The draft of the Nica Bill [Nicaraguan Investments Conditionality Act], threatening to impose economic sanctions on Nicaragua in response to the authoritarian drift and corruption of  Daniel Ortega’s regime, was revived recently for discussion in the US House and Senate.

Republican senator Ted Cruz reintroduced the measure, together with Republican Ileana Ros- Lehtinen and Democrat Albio Sires.

“This legislation would direct the United States to use our voice and vote at international financial institutions to oppose loans for the government of Nicaragua until President Ortega’s regime is held accountable for its oppressive policies and anti-democratic actions, and the Secretary of State certifies that Nicaragua is taking effective steps to hold free and fair elections and combat corruption,” Cruz stated.  In April, twenty-five members of the House demanded not only the reestablishment of democratic institutions in Nicaragua but also an active effort to combat corruption and to investigate the high officials tainted by this type of action, as conditions to prevent a funds stoppage.  In addition, they accelerated the timeline for the State Department to present a report about these conditions, making it a ninety-day period instead of the 120 days stipulated in the original proposal.

The new version of the Nica Act that is now in the Senate, also tends to ignore the agreement between the government and the Organization of American States (OAS). In it, the Nicaraguan government agreed to negotiate over the presence of an OAS electoral observation during the 2017 municipal elections.
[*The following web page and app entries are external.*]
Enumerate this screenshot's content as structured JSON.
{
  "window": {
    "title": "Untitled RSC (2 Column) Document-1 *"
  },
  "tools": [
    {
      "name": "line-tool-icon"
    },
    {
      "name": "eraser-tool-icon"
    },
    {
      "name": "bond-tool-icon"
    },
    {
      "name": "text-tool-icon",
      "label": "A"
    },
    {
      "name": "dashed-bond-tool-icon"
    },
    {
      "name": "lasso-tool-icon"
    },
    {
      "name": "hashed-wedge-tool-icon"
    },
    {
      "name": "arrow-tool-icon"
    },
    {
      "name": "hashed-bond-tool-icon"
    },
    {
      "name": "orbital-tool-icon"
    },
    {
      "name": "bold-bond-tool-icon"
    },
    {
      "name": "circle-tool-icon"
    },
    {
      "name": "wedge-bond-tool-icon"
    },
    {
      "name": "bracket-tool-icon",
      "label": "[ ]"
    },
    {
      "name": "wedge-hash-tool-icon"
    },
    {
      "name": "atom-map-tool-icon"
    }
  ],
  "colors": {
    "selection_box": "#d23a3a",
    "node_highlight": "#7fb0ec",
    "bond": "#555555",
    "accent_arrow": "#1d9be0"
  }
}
As a result of that agreement, OAS Secretary General Luis Almagro has expressed his concern about the reactivation of The Nica Act, observing that “it is not a constructive contribution to the work of the government of Nicaragua and this Secretary General on issues of cooperation for the country’s democratic, electoral and institutional strengthening.”  Almagro invited the bill’s sponsors to reconsider the initiative to provide Nicaragua and the OAS “the time and space needed to move forward with the work agreed to by both parties.”  The Nica Act does take up concerns from the OAS observation mission’s report, a document that signaled clear flaws in Nicaragua’s electoral system, but apparently doesn’t have any faith in OAS ability to work in concert with Nicaraguan officials to address those concerns.  Once again, the U.S. presumes to know best what Nicaragua needs and to force feed it.

The problem, of course, is that if The Nica Act becomes law, those who will pay the price will not be President Ortega or members of his administration or the large business interests aligned with the government.  The oppressed will be the same as always: the poor, the marginalized, many of whom still experience the effects of U.S. interventions from decades ago.  The poor almost always become the debtors, the ones who must pay the price for whatever U.S. policy dictates.  The Washington-based social justice organization Quixote Center, long present in Nicaragua and working on behalf of those without strong voice, concurs that The Nica Act is punitive legislation that will perpetuate the suffering in Nicaragua, one way or another.

Without doubt, there are significant needs that exist in this second-poorest nation of the Western Hemisphere.  But before the U.S. makes yet another foray into Central American lives and futures- from whatever motivation- perhaps we should devote our energies and attentions to our own election difficulties and inconsistencies, and the state of our own democracy.   Maybe we should take to heart the President’s call for “America First.”  Before touting democracy to others, we must first model it well….